Lionism began in the Cayman Islands in 1972 with the charter of the Lions Club of Grand Cayman. Lion Les Ward of Kingston, Jamaica, was visiting his friend Mr. Thomas (“Mr. Tommy”) Hurlston in Grand Cayman when the idea of starting a club on the island was birthed, and he encouraged Mr. Tommy to recruit prospective members from his circle of business friends to establish the club. A total of 50 men were recruited and on October 6, 1972, the Lions Club of Grand Cayman was sanctioned to be duly formed by Lions Club International with the induction of these charter members. Lion Tommy was chosen as its charter president. Initially the Club met and held meetings wherever they could, in borrowed conference rooms, restaurants, private homes, etc. In 1978, Lion Wilford Ryan donated a parcel of land located on Crew Road for the purpose of erecting a building so that the Club could have its own meeting place. The Club later purchased an adjoining parcel of land from Lion Wilford who again donated another adjoining piece, and with its in-house labour, the den known today as the Lions Community Centre was built. The property was frequently used for outdoor concerts until the Club subsequently built the covered structure as it stands today. The original club house still exists today and is still being used as the meeting place for the three local clubs on Grand Cayman.

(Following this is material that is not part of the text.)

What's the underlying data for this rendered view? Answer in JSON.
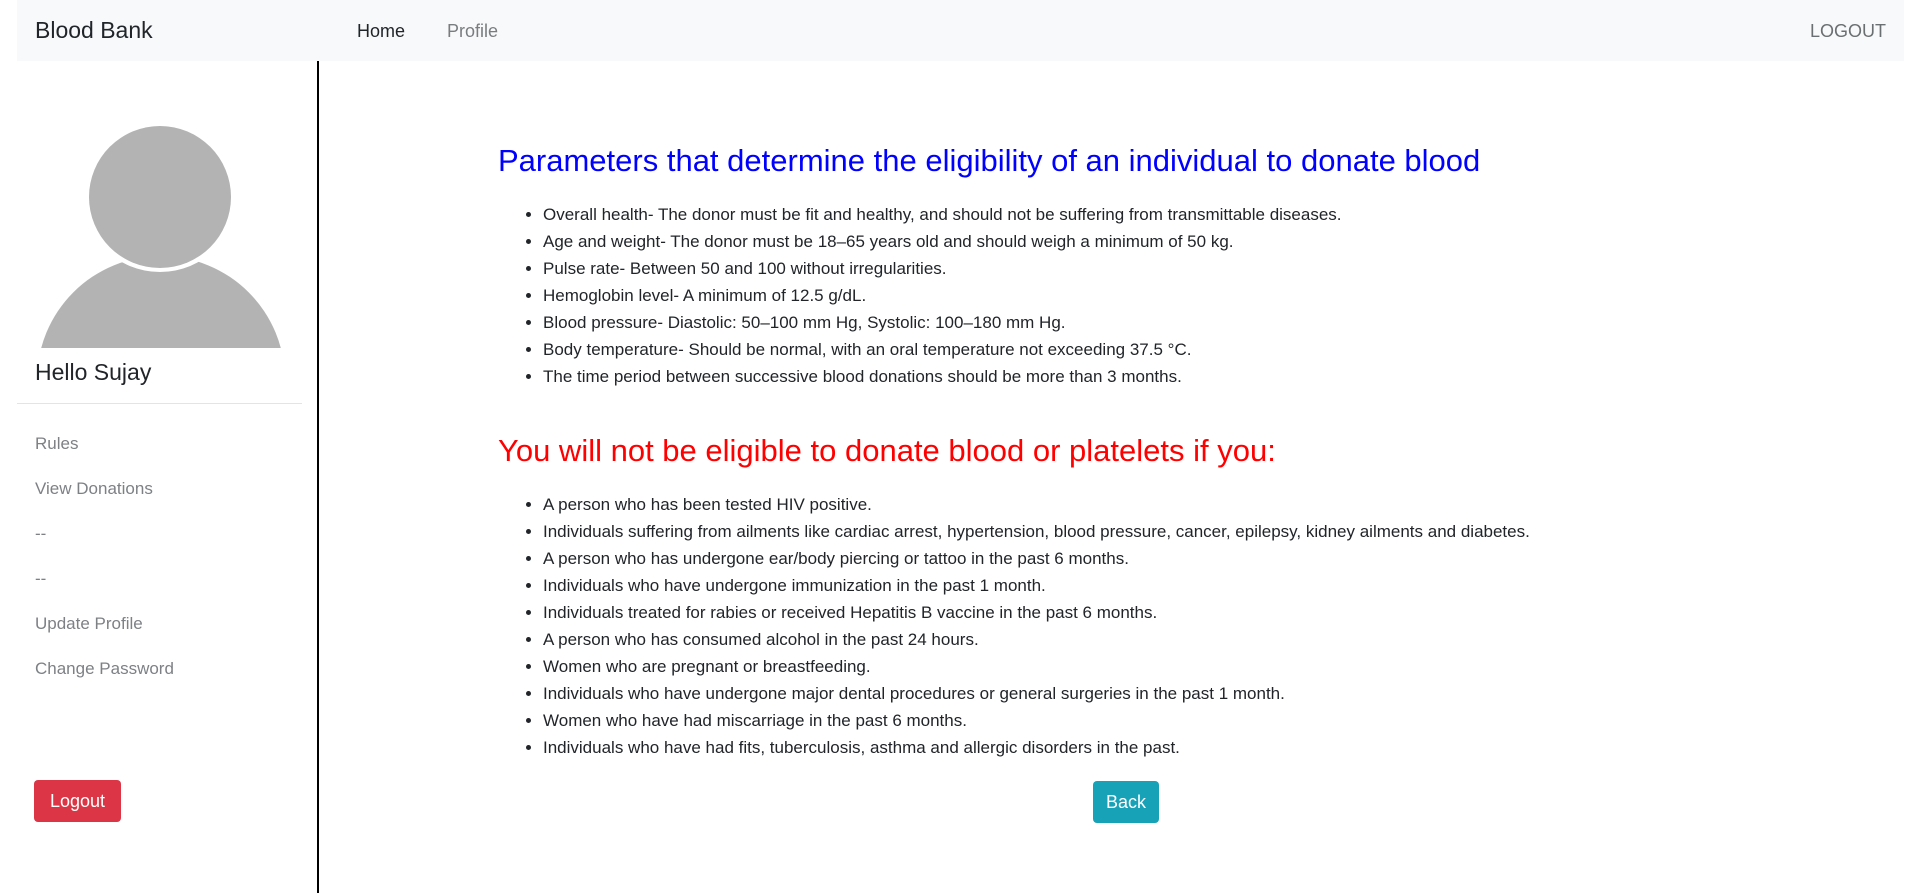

The Lions Club of Grand Cayman adopted Lions Club International’s signature project, Sight Conservation and began sight screening in schools throughout the islands shortly after its charter and subsequently built the Eye Clinic located at the George Town Hospital. Over the years, the Club assisted the community in various ways (and too many to mention) but included building and repairing homes for the elderly and needy, distributing Christmas gifts and baskets annually to the needy and under-privileged children, sponsoring the Big Brother/Big Sister program, Lions Quest (a school-based programme where the children learn rules for living and learning, the ills of society e.g drugs and negative friends) etc., and Lions Spelling Bee Quiz, just to name a few. The Club also began sponsoring swim meets for primary and high school children on Grand Cayman, and later on, on Cayman Brac. For this purpose it subsequently built its own swimming pool located adjacent to the Truman Bodden Sports Complex, and is rightly named The Lions Aquatic Centre.
In1974, the Lions Club of Grand Cayman sponsored the youth arm of the Club, the Leo Club of Grand Cayman, to cater to younger people who were interested in community service. It began with 26 members with Leo Donovan McField as its charter president.

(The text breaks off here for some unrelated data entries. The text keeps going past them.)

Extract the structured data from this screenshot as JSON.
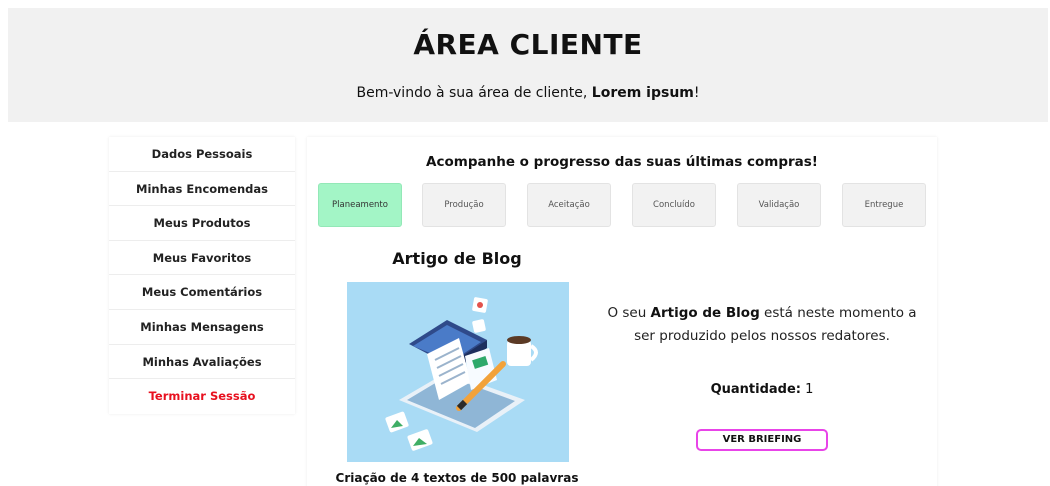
{
  "header": {
    "title": "ÁREA CLIENTE",
    "welcome_prefix": "Bem-vindo à sua área de cliente, ",
    "user_name": "Lorem ipsum",
    "welcome_suffix": "!"
  },
  "sidebar": {
    "items": [
      {
        "label": "Dados Pessoais"
      },
      {
        "label": "Minhas Encomendas"
      },
      {
        "label": "Meus Produtos"
      },
      {
        "label": "Meus Favoritos"
      },
      {
        "label": "Meus Comentários"
      },
      {
        "label": "Minhas Mensagens"
      },
      {
        "label": "Minhas Avaliações"
      },
      {
        "label": "Terminar Sessão"
      }
    ]
  },
  "progress": {
    "title": "Acompanhe o progresso das suas últimas compras!",
    "active_color": "#a3f5c6",
    "steps": [
      {
        "label": "Planeamento",
        "active": true
      },
      {
        "label": "Produção",
        "active": false
      },
      {
        "label": "Aceitação",
        "active": false
      },
      {
        "label": "Concluído",
        "active": false
      },
      {
        "label": "Validação",
        "active": false
      },
      {
        "label": "Entregue",
        "active": false
      }
    ]
  },
  "product": {
    "name": "Artigo de Blog",
    "image_icon": "blog-article-illustration",
    "description": "Criação de 4 textos de 500 palavras",
    "status_prefix": "O seu ",
    "status_product": "Artigo de Blog",
    "status_suffix": " está neste momento a ser produzido pelos nossos redatores.",
    "quantity_label": "Quantidade:",
    "quantity_value": "1",
    "briefing_button": "VER BRIEFING",
    "briefing_border_color": "#e844e8"
  },
  "colors": {
    "header_bg": "#f1f1f1",
    "logout_red": "#e8101f"
  }
}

In an effort to widen its scope of lionism in the Islands, the Lions Club of Grand Cayman also sponsored the Lions Club of Cayman Brac to carry out the mission of Lions International in the sister islands. The Cayman Brac Club was chartered on November 8, 1985, with 21 members. Its charter president was Lion Dural Grant. The Club performs social service type projects like assisting with house repairs, distributing gifts to the elderly and children, especially at Christmas, replanting trees in the community to name a few. It also partners with the Lions Club of Tropical Gardens in its breast cancer awareness drive, hosting an annual Breast Cancer Walk on the Brac.
The ideal of an international organization is exemplified by our enduring relationship with the United Nations. We were one of the first nongovernmental organizations invited to assist in the drafting of the United Nations Charter and have supported the work of the UN ever since.
In the late 1950s, we created the Leo Program to provide the youth of the world with an opportunity for personal development through volunteering. There are approximately 144,000 Leos and 5,700 Leo clubs in more than 140 countries worldwide.
Through SightFirst, Lions are restoring sight and preventing blindness on a global scale. Launched in 1990, Lions have raised more than $346 million for this initiative. SightFirst targets the major causes of blindness: cataract, trachoma, river blindness, childhood blindness, diabetic retinopathy and glaucoma.
Lions Clubs International extends our mission of service every day – in local communities, in all corners of the globe. The needs are great and our services broad, including sight, health, youth, elderly, the environment and disaster relief. Our international network has grown to include more than 206 countries and geographic areas.